Describe or list publications or events.
The Congress of Rough Writers Flash Fiction Anthology Vol. 1
Thirty writers began with 99 words. They went on to tackle a new prompt,
extended stories, memoirist essays, and how to build a literary community
with flash fiction. This is not your typical anthology.
Charli Mills, Series Editor, Publisher & Lead Buckaroo
Sarah Brentyn, Editor & Contributor
(Every Second Saturday 12:00-1:00 p.m. at the Portage Lake District Library,
Michigan Room, Houghton, MI)
April 13 • May 11 • June 8 • July 13 (guest host) • August 10 • September 14
Local writers (and those curious about writing) gather at the library to learn
and play with 99 words as a literary art form. Each writer will get to read one
of their stories. It’s a way to meet other writers, appreciate literary art, and
learn flash fiction as a writing tool.
Free and open to all.
TO CULTIVATE A BOOK
June 23 • September 22
Ripley Falls Home of Healing, Hancock, MI
Writing a book? Give your dream space to grow. This retreat welcomes
writers of all stages of book writing from dreaming to planning to seeking
publication. Strategize with other writers interested in book publishing, learn
professional development for authors, and give nurturing space to your book.
WRITING REFUGE VT
The ultimate nature writing experience for the whole writer.
Join Charli Mills, lead buckaroo at Carrot Ranch and host D. Avery for four
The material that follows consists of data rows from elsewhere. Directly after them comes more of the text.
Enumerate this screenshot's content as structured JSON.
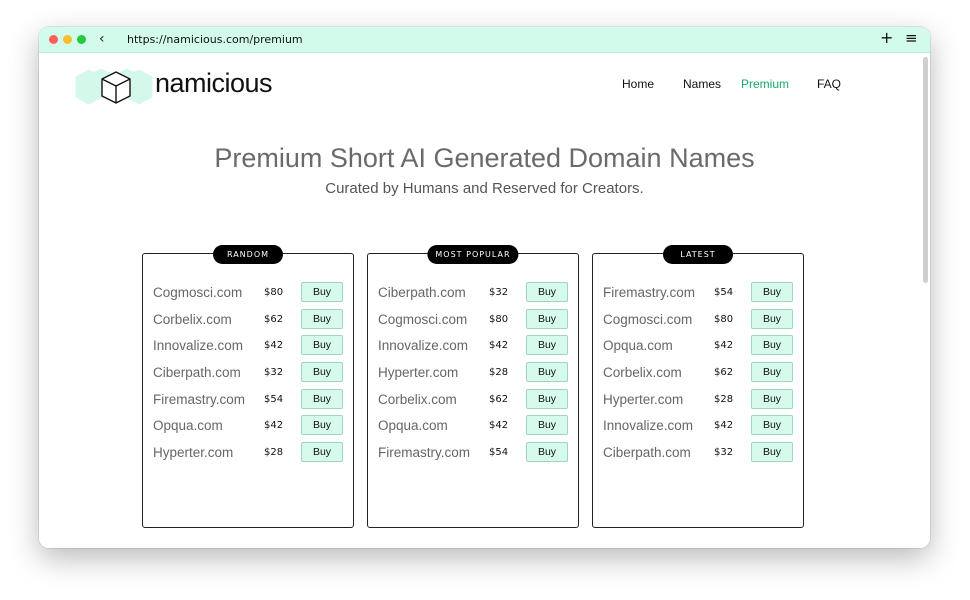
{
  "browser": {
    "url": "https://namicious.com/premium"
  },
  "site": {
    "brand": "namicious",
    "nav": [
      {
        "label": "Home"
      },
      {
        "label": "Names"
      },
      {
        "label": "Premium"
      },
      {
        "label": "FAQ"
      }
    ],
    "accent_color": "#19a86b",
    "button_color": "#d6fbec"
  },
  "hero": {
    "title": "Premium Short AI Generated Domain Names",
    "subtitle": "Curated by Humans and Reserved for Creators."
  },
  "cards": [
    {
      "label": "RANDOM",
      "items": [
        {
          "domain": "Cogmosci.com",
          "price": "$80",
          "action": "Buy"
        },
        {
          "domain": "Corbelix.com",
          "price": "$62",
          "action": "Buy"
        },
        {
          "domain": "Innovalize.com",
          "price": "$42",
          "action": "Buy"
        },
        {
          "domain": "Ciberpath.com",
          "price": "$32",
          "action": "Buy"
        },
        {
          "domain": "Firemastry.com",
          "price": "$54",
          "action": "Buy"
        },
        {
          "domain": "Opqua.com",
          "price": "$42",
          "action": "Buy"
        },
        {
          "domain": "Hyperter.com",
          "price": "$28",
          "action": "Buy"
        }
      ]
    },
    {
      "label": "MOST POPULAR",
      "items": [
        {
          "domain": "Ciberpath.com",
          "price": "$32",
          "action": "Buy"
        },
        {
          "domain": "Cogmosci.com",
          "price": "$80",
          "action": "Buy"
        },
        {
          "domain": "Innovalize.com",
          "price": "$42",
          "action": "Buy"
        },
        {
          "domain": "Hyperter.com",
          "price": "$28",
          "action": "Buy"
        },
        {
          "domain": "Corbelix.com",
          "price": "$62",
          "action": "Buy"
        },
        {
          "domain": "Opqua.com",
          "price": "$42",
          "action": "Buy"
        },
        {
          "domain": "Firemastry.com",
          "price": "$54",
          "action": "Buy"
        }
      ]
    },
    {
      "label": "LATEST",
      "items": [
        {
          "domain": "Firemastry.com",
          "price": "$54",
          "action": "Buy"
        },
        {
          "domain": "Cogmosci.com",
          "price": "$80",
          "action": "Buy"
        },
        {
          "domain": "Opqua.com",
          "price": "$42",
          "action": "Buy"
        },
        {
          "domain": "Corbelix.com",
          "price": "$62",
          "action": "Buy"
        },
        {
          "domain": "Hyperter.com",
          "price": "$28",
          "action": "Buy"
        },
        {
          "domain": "Innovalize.com",
          "price": "$42",
          "action": "Buy"
        },
        {
          "domain": "Ciberpath.com",
          "price": "$32",
          "action": "Buy"
        }
      ]
    }
  ]
}
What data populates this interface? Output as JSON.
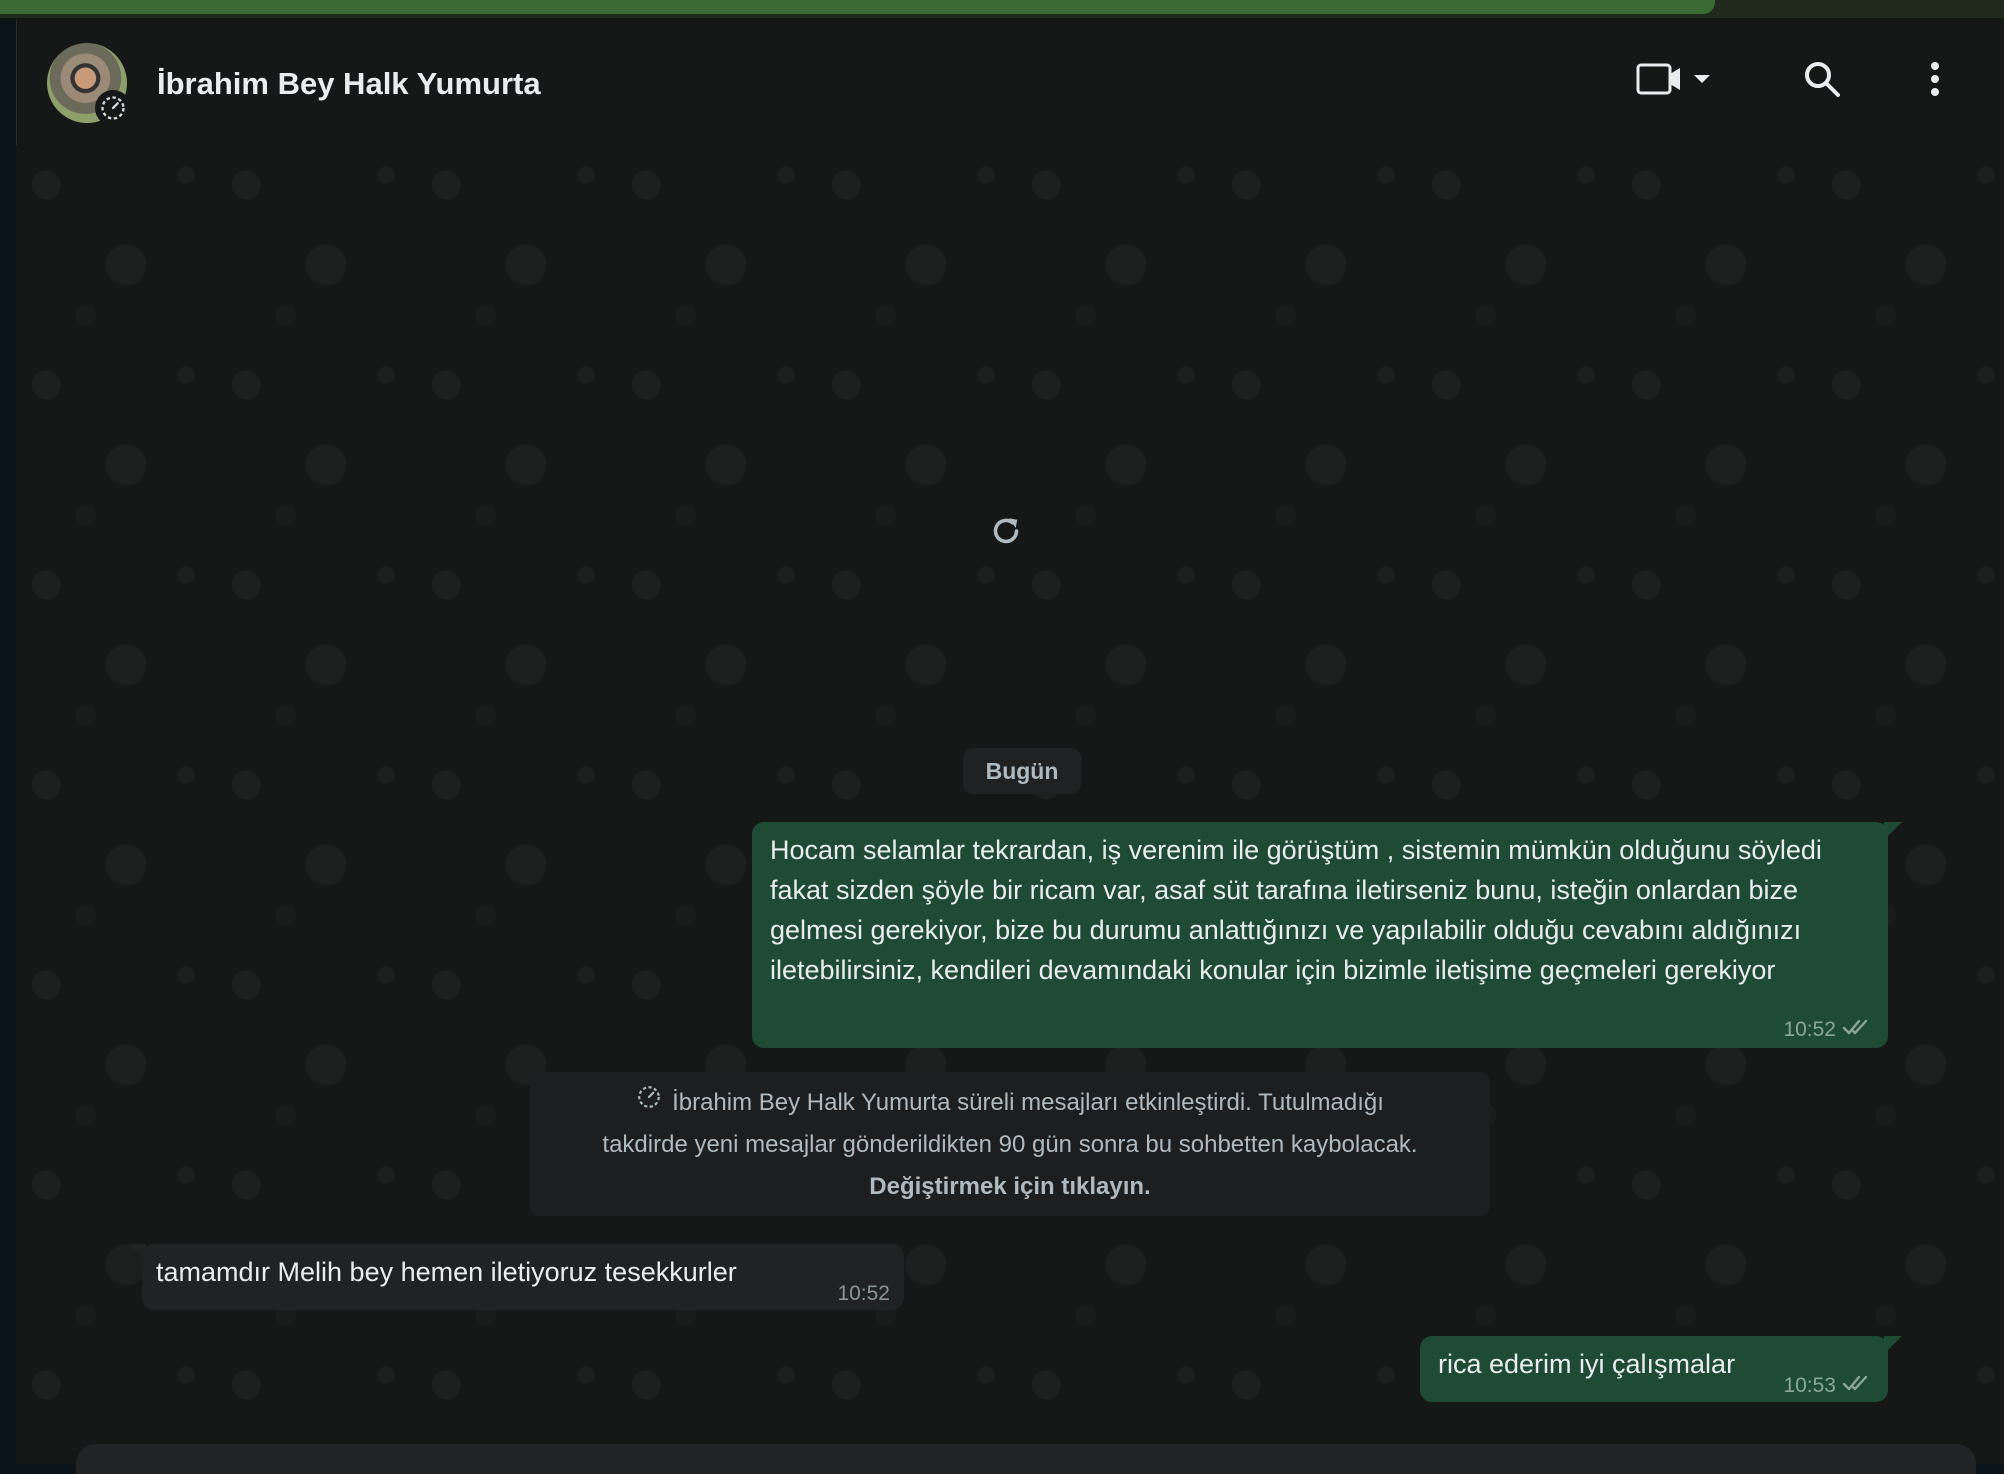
{
  "header": {
    "contact_name": "İbrahim Bey Halk Yumurta"
  },
  "chat": {
    "date_separator": "Bugün",
    "messages": [
      {
        "direction": "out",
        "text": "Hocam selamlar tekrardan, iş verenim ile görüştüm , sistemin mümkün olduğunu söyledi fakat sizden şöyle bir ricam var, asaf süt tarafına iletirseniz bunu, isteğin onlardan bize gelmesi gerekiyor, bize bu durumu anlattığınızı ve yapılabilir olduğu cevabını aldığınızı iletebilirsiniz, kendileri devamındaki konular için bizimle iletişime geçmeleri gerekiyor",
        "time": "10:52",
        "status": "read"
      },
      {
        "direction": "in",
        "text": "tamamdır Melih bey hemen iletiyoruz tesekkurler",
        "time": "10:52"
      },
      {
        "direction": "out",
        "text": "rica ederim iyi çalışmalar",
        "time": "10:53",
        "status": "read"
      }
    ],
    "system_message": {
      "line1": "İbrahim Bey Halk Yumurta süreli mesajları etkinleştirdi. Tutulmadığı",
      "line2": "takdirde yeni mesajlar gönderildikten 90 gün sonra bu sohbetten kaybolacak.",
      "action": "Değiştirmek için tıklayın."
    }
  },
  "icons": {
    "video": "video-call-icon",
    "dropdown": "chevron-down-icon",
    "search": "search-icon",
    "menu": "more-vertical-icon",
    "timer": "disappearing-timer-icon",
    "refresh": "refresh-icon",
    "ticks": "double-check-icon"
  },
  "colors": {
    "accent_green": "#3b6b33",
    "outgoing_bubble": "#1f4a34",
    "incoming_bubble": "#202223",
    "background": "#161717"
  }
}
days immersed in nature to write, grow and discover. Lodging, meals, and
consultation are all included. Come for the inspiration and leave with a